Contact Lens Materials for Babies
LORETTA B. SZCZOTKA-FLYNN, OD, MS, FAAO
As I write this column, I'm awaiting my second
child. While in the hospital, I know I'll do the same thing with my second
child as I did with my first: Grab the ophthalmoscope and make sure that my baby doesn't have a cataract.
For those unfortunate few babies who do have a cataract, contact
lenses fortunately are available to help them visually rehabilitate once they
undergo cataract surgery in the first few weeks of life. Here, I reflect on some
characteristics of babies that make them so special and how knowing those characteristics
will help you fit them with contact lenses.
Babies are Resilient
Babies don't stay mad at us when we let them cry themselves to
sleep, and they forget about mommy and daddy leaving them with a babysitter. Medically,
they heal well and they heal quickly. In fact, you can fit contact lenses within
a week of an infant's cataract surgery.
If our first lens doesn't work, we can try another. Multiple lens
material options are available for babies. The Silsoft lens (Bausch & Lomb)
is a pure silicone elastomer lens. It features a range of powers, three base curves
and two diameters, although powers between +20.00D and +32.00D come in 3.00D steps.
GP materials are also an option, and they offer unlimited parameters.
It takes skill to fit babies with GP lenses, and often I accompany the surgeon
to the operating room and fit the lens prior to cataract removal, then I order the
lens power empirically.
Lastly are low-Dk hydrogels. These lenses offer a decent selection
of curvatures, powers and diameters, but they suffer in extremely low oxygen transmissibility
in high plus powers.
Babies Sleep a Lot
Because babies' eyes are closed for about two-thirds of the day
(if you're lucky!), you should use materials approved for extended wear. In fact,
I typically recommend a three- to four-day extended wear schedule. This is
one reason why I never fit low-Dk hydrogels on babies; corneal swell-ing will undoubtedly
occur over time. The Silsoft lens has a Dk of 340, which makes it a tremendous material
for overnight use.
GP lenses can also provide enough oxygen transmission for safe
extended wear. My favorite materials are Menicon Z (Menicon Co., Ltd.), Fluoroperm
151 and HDS 100 (Paragon Vision Sciences) and Boston XO (B&L).
Babies Frequently Cry
Crying is a baby's way of telling us something is wrong, but babies
quickly turn happy once we attend to their needs.
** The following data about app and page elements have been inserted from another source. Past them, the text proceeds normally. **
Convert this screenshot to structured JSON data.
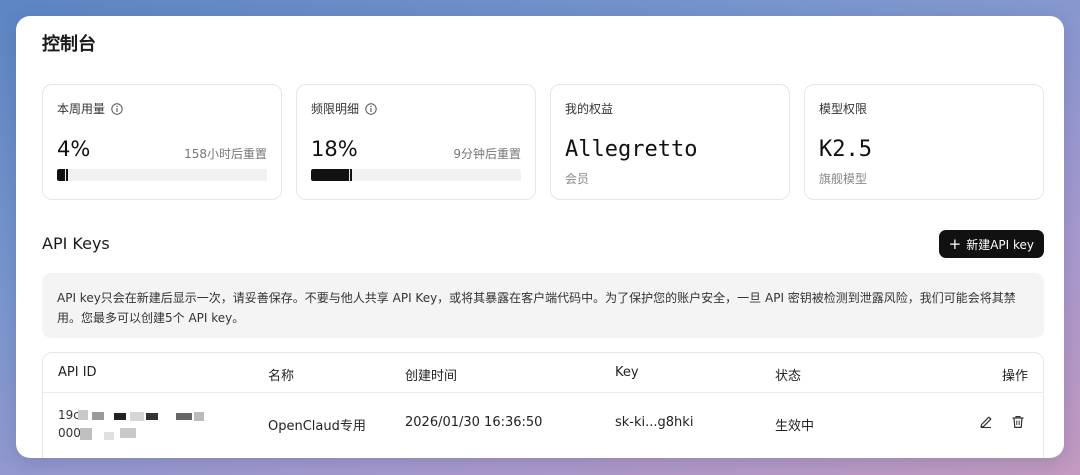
{
  "page": {
    "title": "控制台"
  },
  "cards": {
    "weekly": {
      "label": "本周用量",
      "percent": "4%",
      "reset": "158小时后重置",
      "fill": 0.04
    },
    "rate": {
      "label": "频限明细",
      "percent": "18%",
      "reset": "9分钟后重置",
      "fill": 0.18
    },
    "benefit": {
      "label": "我的权益",
      "value": "Allegretto",
      "sub": "会员"
    },
    "model": {
      "label": "模型权限",
      "value": "K2.5",
      "sub": "旗舰模型"
    }
  },
  "api_keys": {
    "title": "API Keys",
    "new_button": "新建API key",
    "notice": "API key只会在新建后显示一次，请妥善保存。不要与他人共享 API Key，或将其暴露在客户端代码中。为了保护您的账户安全，一旦 API 密钥被检测到泄露风险，我们可能会将其禁用。您最多可以创建5个 API key。",
    "columns": [
      "API ID",
      "名称",
      "创建时间",
      "Key",
      "状态",
      "操作"
    ],
    "rows": [
      {
        "id_line1": "19c",
        "id_line2": "000",
        "name": "OpenClaud专用",
        "created": "2026/01/30 16:36:50",
        "key": "sk-ki...g8hki",
        "status": "生效中"
      }
    ]
  },
  "icons": {
    "info": "info-icon",
    "plus": "plus-icon",
    "edit": "edit-icon",
    "delete": "trash-icon"
  },
  "colors": {
    "accent": "#111111",
    "track": "#f1f1f1"
  }
}
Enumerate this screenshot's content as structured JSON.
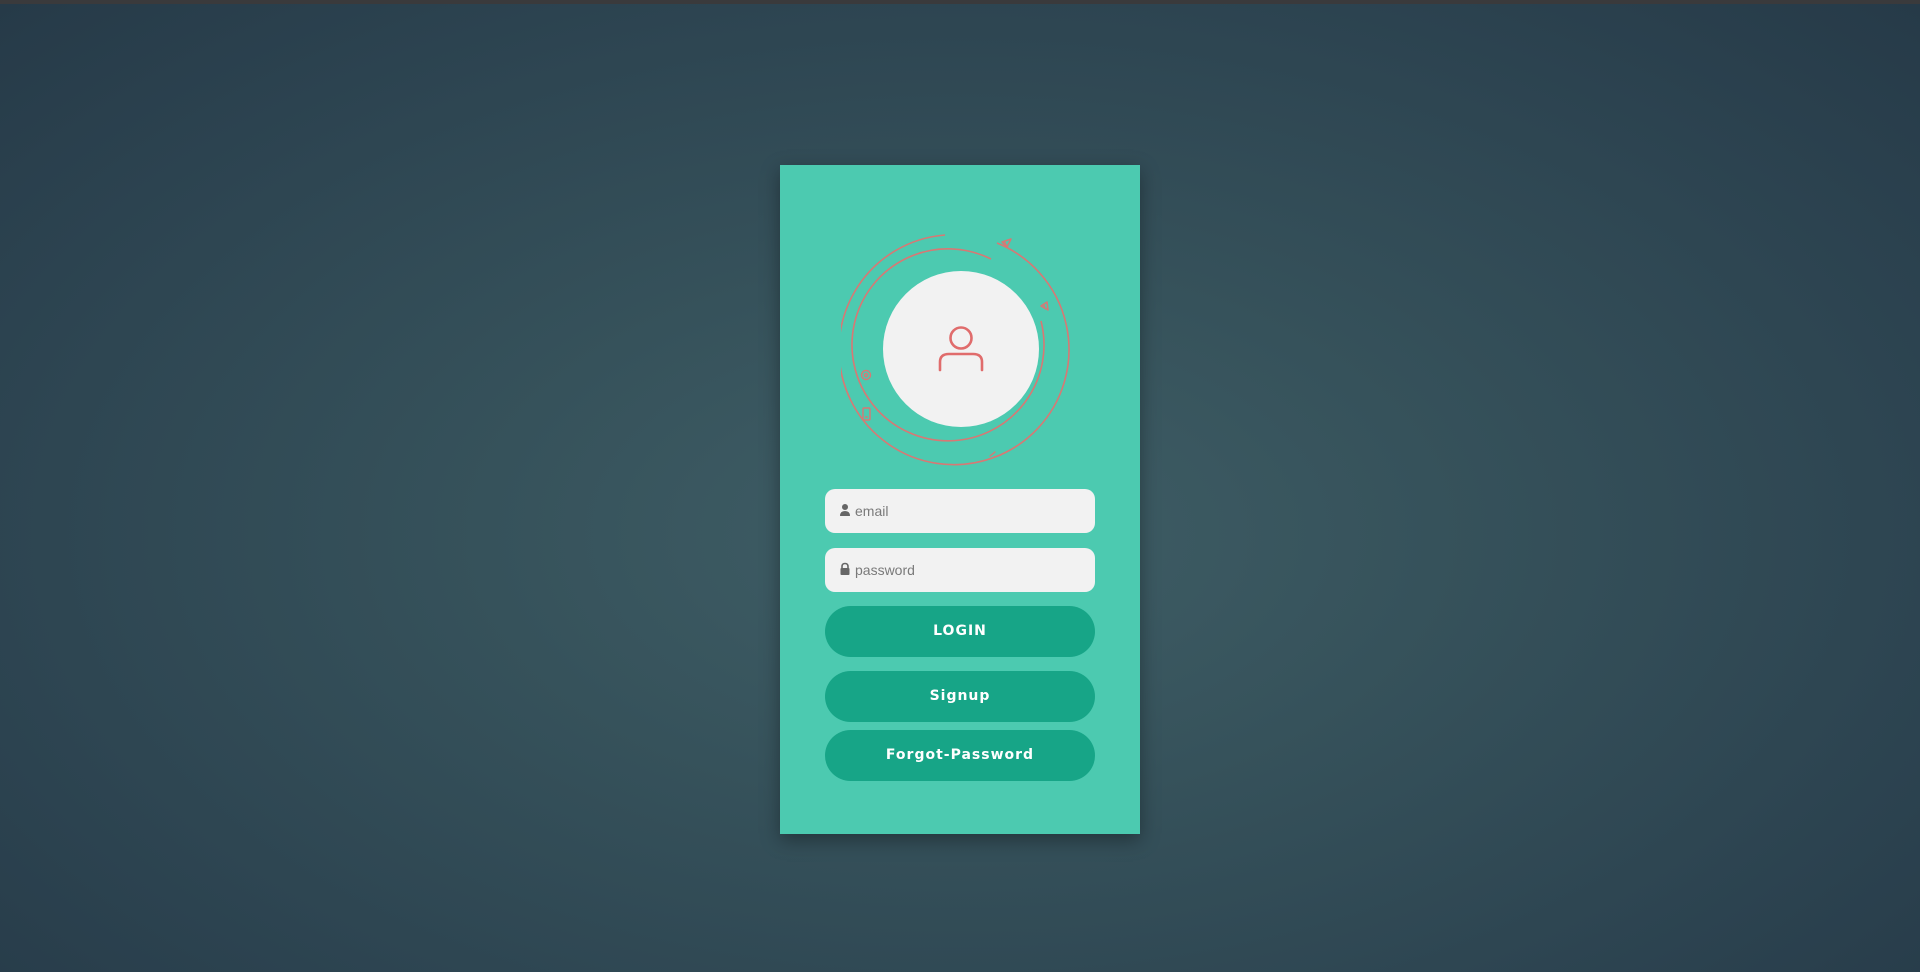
{
  "colors": {
    "background": "#36525b",
    "card": "#4ccab0",
    "button": "#17a587",
    "button_text": "#ffffff",
    "input_bg": "#f2f2f2",
    "accent_icon": "#e06c6c"
  },
  "avatar": {
    "icon": "user-icon",
    "orbit_icons": [
      "paper-plane-icon",
      "megaphone-icon",
      "at-sign-icon",
      "phone-icon",
      "link-icon"
    ]
  },
  "form": {
    "email": {
      "placeholder": "email",
      "value": "",
      "icon": "user-icon"
    },
    "password": {
      "placeholder": "password",
      "value": "",
      "icon": "lock-icon"
    }
  },
  "buttons": {
    "login": "LOGIN",
    "signup": "Signup",
    "forgot": "Forgot-Password"
  }
}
Contact lens fitting for babies
also has its ups and downs. Although the Silsoft lens has phenomenal material properties
for oxygen transmission, comfort and stability on an infant's eye, lipid deposits
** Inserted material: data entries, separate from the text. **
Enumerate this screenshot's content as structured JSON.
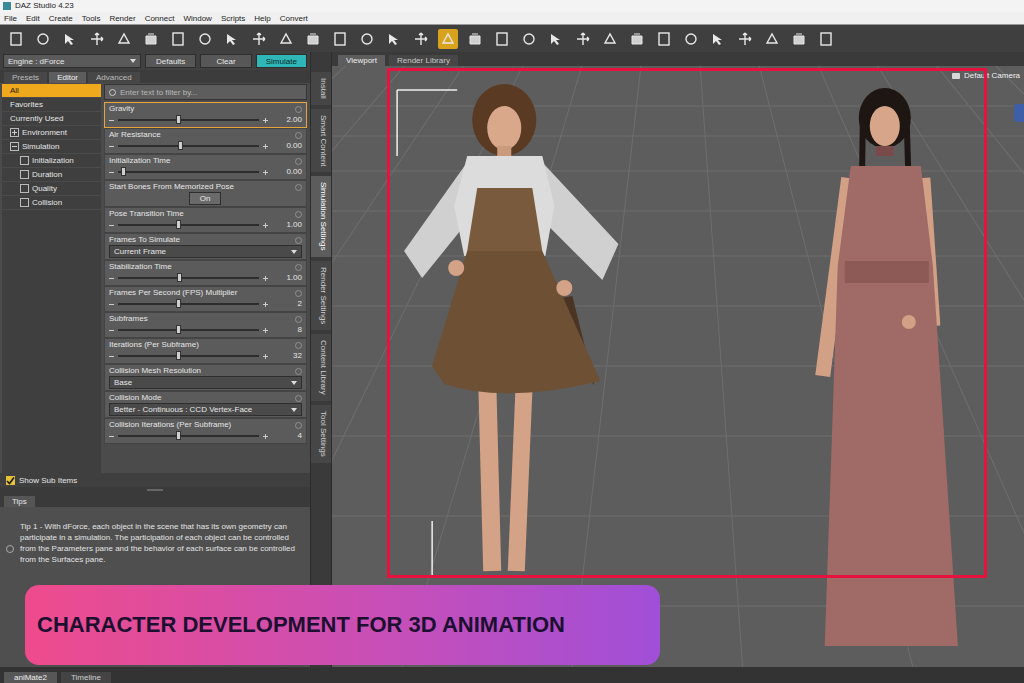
{
  "window": {
    "title": "DAZ Studio 4.23"
  },
  "menu": [
    "File",
    "Edit",
    "Create",
    "Tools",
    "Render",
    "Connect",
    "Window",
    "Scripts",
    "Help",
    "Convert"
  ],
  "toolbar": [
    {
      "selected": false
    },
    {
      "selected": false
    },
    {
      "selected": false
    },
    {
      "selected": false
    },
    {
      "selected": false
    },
    {
      "selected": false
    },
    {
      "selected": false
    },
    {
      "selected": false
    },
    {
      "selected": false
    },
    {
      "selected": false
    },
    {
      "selected": false
    },
    {
      "selected": false
    },
    {
      "selected": false
    },
    {
      "selected": false
    },
    {
      "selected": false
    },
    {
      "selected": false
    },
    {
      "selected": true
    },
    {
      "selected": false
    },
    {
      "selected": false
    },
    {
      "selected": false
    },
    {
      "selected": false
    },
    {
      "selected": false
    },
    {
      "selected": false
    },
    {
      "selected": false
    },
    {
      "selected": false
    },
    {
      "selected": false
    },
    {
      "selected": false
    },
    {
      "selected": false
    },
    {
      "selected": false
    },
    {
      "selected": false
    },
    {
      "selected": false
    }
  ],
  "engine": {
    "label": "Engine : dForce"
  },
  "actions": [
    {
      "label": "Defaults",
      "selected": false
    },
    {
      "label": "Clear",
      "selected": false
    },
    {
      "label": "Simulate",
      "selected": true
    }
  ],
  "tabs": [
    {
      "label": "Presets",
      "selected": false
    },
    {
      "label": "Editor",
      "selected": true
    },
    {
      "label": "Advanced",
      "selected": false
    }
  ],
  "tree": [
    {
      "label": "All",
      "selected": true,
      "kind": "plain",
      "expanded": false,
      "children": []
    },
    {
      "label": "Favorites",
      "selected": false,
      "kind": "plain",
      "expanded": false,
      "children": []
    },
    {
      "label": "Currently Used",
      "selected": false,
      "kind": "plain",
      "expanded": false,
      "children": []
    },
    {
      "label": "Environment",
      "selected": false,
      "kind": "group",
      "expanded": false,
      "children": []
    },
    {
      "label": "Simulation",
      "selected": false,
      "kind": "group",
      "expanded": true,
      "children": [
        {
          "label": "Initialization",
          "selected": false
        },
        {
          "label": "Duration",
          "selected": false
        },
        {
          "label": "Quality",
          "selected": false
        },
        {
          "label": "Collision",
          "selected": false
        }
      ]
    }
  ],
  "filter": {
    "placeholder": "Enter text to filter by..."
  },
  "params": [
    {
      "kind": "slider",
      "label": "Gravity",
      "value": "2.00",
      "level": 0.43,
      "selected": true
    },
    {
      "kind": "slider",
      "label": "Air Resistance",
      "value": "0.00",
      "level": 0.45,
      "selected": false
    },
    {
      "kind": "slider",
      "label": "Initialization Time",
      "value": "0.00",
      "level": 0.04,
      "selected": false
    },
    {
      "kind": "toggle",
      "label": "Start Bones From Memorized Pose",
      "value": "On",
      "level": 1,
      "selected": false
    },
    {
      "kind": "slider",
      "label": "Pose Transition Time",
      "value": "1.00",
      "level": 0.43,
      "selected": false
    },
    {
      "kind": "select",
      "label": "Frames To Simulate",
      "value": "Current Frame",
      "level": 0,
      "selected": false
    },
    {
      "kind": "slider",
      "label": "Stabilization Time",
      "value": "1.00",
      "level": 0.44,
      "selected": false
    },
    {
      "kind": "slider",
      "label": "Frames Per Second (FPS) Multiplier",
      "value": "2",
      "level": 0.43,
      "selected": false
    },
    {
      "kind": "slider",
      "label": "Subframes",
      "value": "8",
      "level": 0.43,
      "selected": false
    },
    {
      "kind": "slider",
      "label": "Iterations (Per Subframe)",
      "value": "32",
      "level": 0.43,
      "selected": false
    },
    {
      "kind": "select",
      "label": "Collision Mesh Resolution",
      "value": "Base",
      "level": 0,
      "selected": false
    },
    {
      "kind": "select",
      "label": "Collision Mode",
      "value": "Better - Continuous : CCD Vertex-Face",
      "level": 0,
      "selected": false
    },
    {
      "kind": "slider",
      "label": "Collision Iterations (Per Subframe)",
      "value": "4",
      "level": 0.43,
      "selected": false
    }
  ],
  "show_sub_items": {
    "label": "Show Sub Items",
    "checked": true
  },
  "tips": {
    "tab": "Tips",
    "text": "Tip 1 - With dForce, each object in the scene that has its own geometry can participate in a simulation. The participation of each object can be controlled from the Parameters pane and the behavior of each surface can be controlled from the Surfaces pane."
  },
  "side_tabs": [
    {
      "label": "Install",
      "selected": false
    },
    {
      "label": "Smart Content",
      "selected": false
    },
    {
      "label": "Simulation Settings",
      "selected": true
    },
    {
      "label": "Render Settings",
      "selected": false
    },
    {
      "label": "Content Library",
      "selected": false
    },
    {
      "label": "Tool Settings",
      "selected": false
    }
  ],
  "viewport": {
    "tabs": [
      {
        "label": "Viewport",
        "selected": true
      },
      {
        "label": "Render Library",
        "selected": false
      }
    ],
    "camera": "Default Camera"
  },
  "bottom_tabs": [
    {
      "label": "aniMate2",
      "selected": true
    },
    {
      "label": "Timeline",
      "selected": false
    }
  ],
  "banner": {
    "text": "CHARACTER DEVELOPMENT FOR 3D ANIMATION"
  }
}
can limit the life of the lens to only a few months. The hydrophobic material repels
water and creates a non-wettable surface.
Silicone hydrogel lens manufacturers have tried to remedy this
situation by combining hydrogel and silicone properties, often with a surface treatment
to make the surface wettable. I look forward to the day when manufacturers allow
custom orders in silicone hydrogel disposable materials for these tiny patients.
Dr. Szczotka-Flynn is an
associate professor at Case Western Reserve University Dept. of Ophthalmology and
is director of the Contact Lens
Service at University Hospitals of Cleveland.
Contact Lens Spectrum, Issue: February 2006